PIGEON FORGE — Pardon Ray Gilder for feeling like a proud papa these days.
Gilder joined the staff of the Executive Committee of the Tennessee Baptist Convention (now Tennessee Baptist Mission Board) in 1992 full-time to work with church and community ministries. Three years later he accepted the assignment of working with bivocational pastors across the state.
In order to relate better to bivocational ministers, he felt he should be one.
After praying with his wife, Diane, Gilder negotiated an agreement with Executive Board leadership to work part-time with the board and to also serve as bivocational pastor of Gath Baptist Church in McMinnville.
“That was God’s call in my life,” he affirmed.
He recalled that he specifically prayed that God would lead him to an area of ministry where there was a need and where he could make a difference.
“Bivocational ministry has been my heartbeat ever since.”
Gilder, who is now pastor of First Baptist Church, Gordonsville, stressed the importance of bivocational ministers. “If there were not guys willing to work another job and to pastor in order to support their families, there would be a lot of churches that would have to close their doors,” he observed.
He noted there used to be a stigma associated with being a bivocational minister.
“It’s an honorable thing to work and support your family and still have the call of God to pastor a church.”
In 1996, Gilder planned the first bivocational ministers and wives retreat at Fall Creek Falls State Park in Spencer. The first retreat was a Friday afternoon-Saturday morning event and drew about 20 couples, he recalled.
It has been held every year since then except 2021, when it was canceled due to concerns over COVID-19. The retreat later expanded to an extra day (beginning on Thursday) at the request of participants, he noted.
“This retreat has had the anointing of God and it is evident by what He has done in the lives of those who attended,” Gilder said.
“Several pastors have told me they would not be in ministry today had it not been for these retreats,” he added.
Gilder retired from the TBMB staff in 2015. He also led the Bivocational and Small Church Leadership Network for several years before before handing over the reins to a former Tennessee Baptist pastor Joe Wright.
Wright was unable to attend the retreat and set up the organization’s booth, so Gilder volunteered to man his booth. It was his first trip back to the retreat in several years.
“I am glad to see the Tennessee Baptist Mission Board is supporting the bivocational retreat with resources and staff,” he said. He also praised the leadership of Britton who regularly testifies that the retreat saved his ministry. “Roger is doing an excellent job and he has a great team around him.”

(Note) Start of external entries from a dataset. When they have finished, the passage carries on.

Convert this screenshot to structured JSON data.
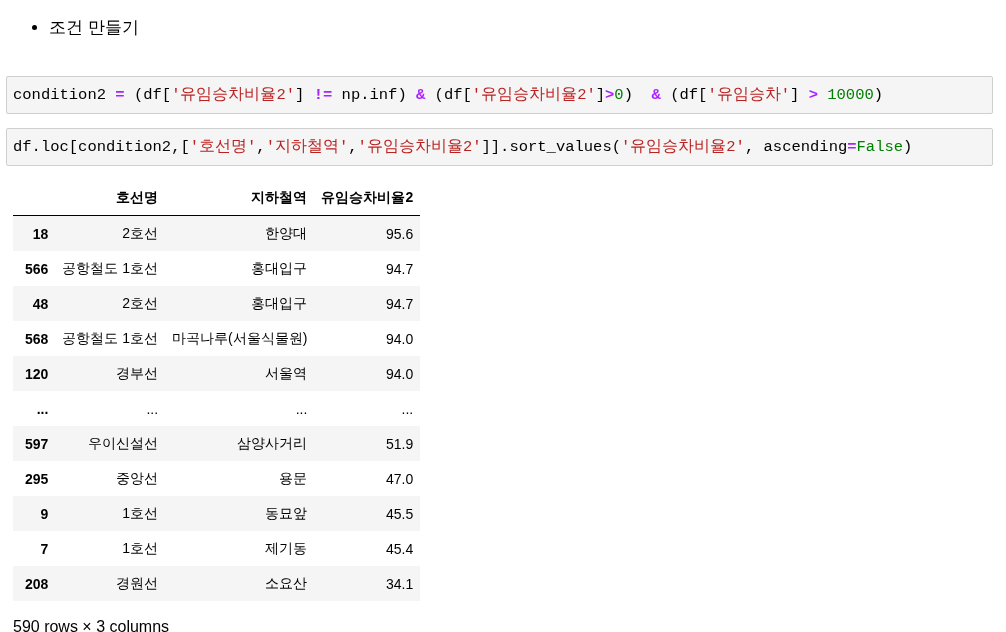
{
  "bullet": {
    "text": "조건 만들기"
  },
  "code_cells": [
    {
      "tokens": [
        {
          "kind": "plain",
          "text": "condition2 "
        },
        {
          "kind": "operator",
          "text": "="
        },
        {
          "kind": "plain",
          "text": " (df["
        },
        {
          "kind": "string",
          "text": "'유임승차비율2'"
        },
        {
          "kind": "plain",
          "text": "] "
        },
        {
          "kind": "operator",
          "text": "!="
        },
        {
          "kind": "plain",
          "text": " np.inf) "
        },
        {
          "kind": "operator",
          "text": "&"
        },
        {
          "kind": "plain",
          "text": " (df["
        },
        {
          "kind": "string",
          "text": "'유임승차비율2'"
        },
        {
          "kind": "plain",
          "text": "]"
        },
        {
          "kind": "operator",
          "text": ">"
        },
        {
          "kind": "number",
          "text": "0"
        },
        {
          "kind": "plain",
          "text": ")  "
        },
        {
          "kind": "operator",
          "text": "&"
        },
        {
          "kind": "plain",
          "text": " (df["
        },
        {
          "kind": "string",
          "text": "'유임승차'"
        },
        {
          "kind": "plain",
          "text": "] "
        },
        {
          "kind": "operator",
          "text": ">"
        },
        {
          "kind": "number",
          "text": " 10000"
        },
        {
          "kind": "plain",
          "text": ")"
        }
      ]
    },
    {
      "tokens": [
        {
          "kind": "plain",
          "text": "df.loc[condition2,["
        },
        {
          "kind": "string",
          "text": "'호선명'"
        },
        {
          "kind": "plain",
          "text": ","
        },
        {
          "kind": "string",
          "text": "'지하철역'"
        },
        {
          "kind": "plain",
          "text": ","
        },
        {
          "kind": "string",
          "text": "'유임승차비율2'"
        },
        {
          "kind": "plain",
          "text": "]].sort_values("
        },
        {
          "kind": "string",
          "text": "'유임승차비율2'"
        },
        {
          "kind": "plain",
          "text": ", ascending"
        },
        {
          "kind": "operator",
          "text": "="
        },
        {
          "kind": "keyword",
          "text": "False"
        },
        {
          "kind": "plain",
          "text": ")"
        }
      ]
    }
  ],
  "table": {
    "columns": [
      "호선명",
      "지하철역",
      "유임승차비율2"
    ],
    "rows": [
      {
        "index": "18",
        "cells": [
          "2호선",
          "한양대",
          "95.6"
        ]
      },
      {
        "index": "566",
        "cells": [
          "공항철도 1호선",
          "홍대입구",
          "94.7"
        ]
      },
      {
        "index": "48",
        "cells": [
          "2호선",
          "홍대입구",
          "94.7"
        ]
      },
      {
        "index": "568",
        "cells": [
          "공항철도 1호선",
          "마곡나루(서울식물원)",
          "94.0"
        ]
      },
      {
        "index": "120",
        "cells": [
          "경부선",
          "서울역",
          "94.0"
        ]
      },
      {
        "index": "...",
        "cells": [
          "...",
          "...",
          "..."
        ]
      },
      {
        "index": "597",
        "cells": [
          "우이신설선",
          "삼양사거리",
          "51.9"
        ]
      },
      {
        "index": "295",
        "cells": [
          "중앙선",
          "용문",
          "47.0"
        ]
      },
      {
        "index": "9",
        "cells": [
          "1호선",
          "동묘앞",
          "45.5"
        ]
      },
      {
        "index": "7",
        "cells": [
          "1호선",
          "제기동",
          "45.4"
        ]
      },
      {
        "index": "208",
        "cells": [
          "경원선",
          "소요산",
          "34.1"
        ]
      }
    ]
  },
  "footer": "590 rows × 3 columns"
}
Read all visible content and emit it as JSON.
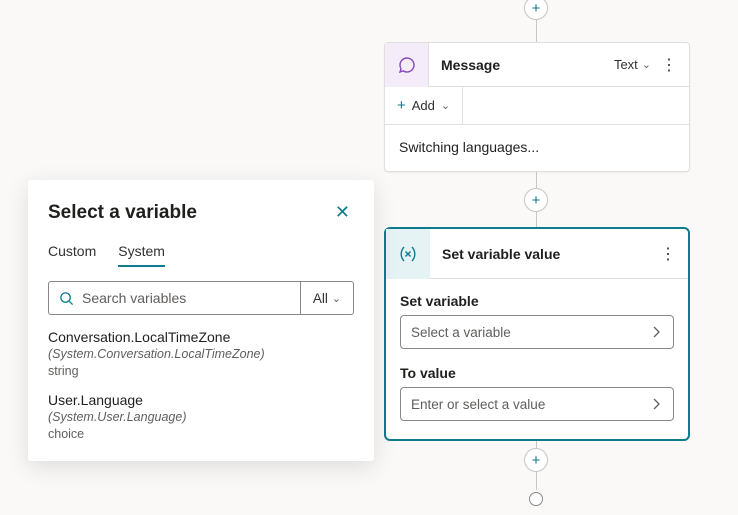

Gilder was excited to attend the recent retreat in Pigeon Forge and to know that the work he helped begin 27 years ago is still meeting a need.
“It has been a rewarding experience to have been a part of these retreats,” he affirmed. “I have seen my baby grow up.” B&R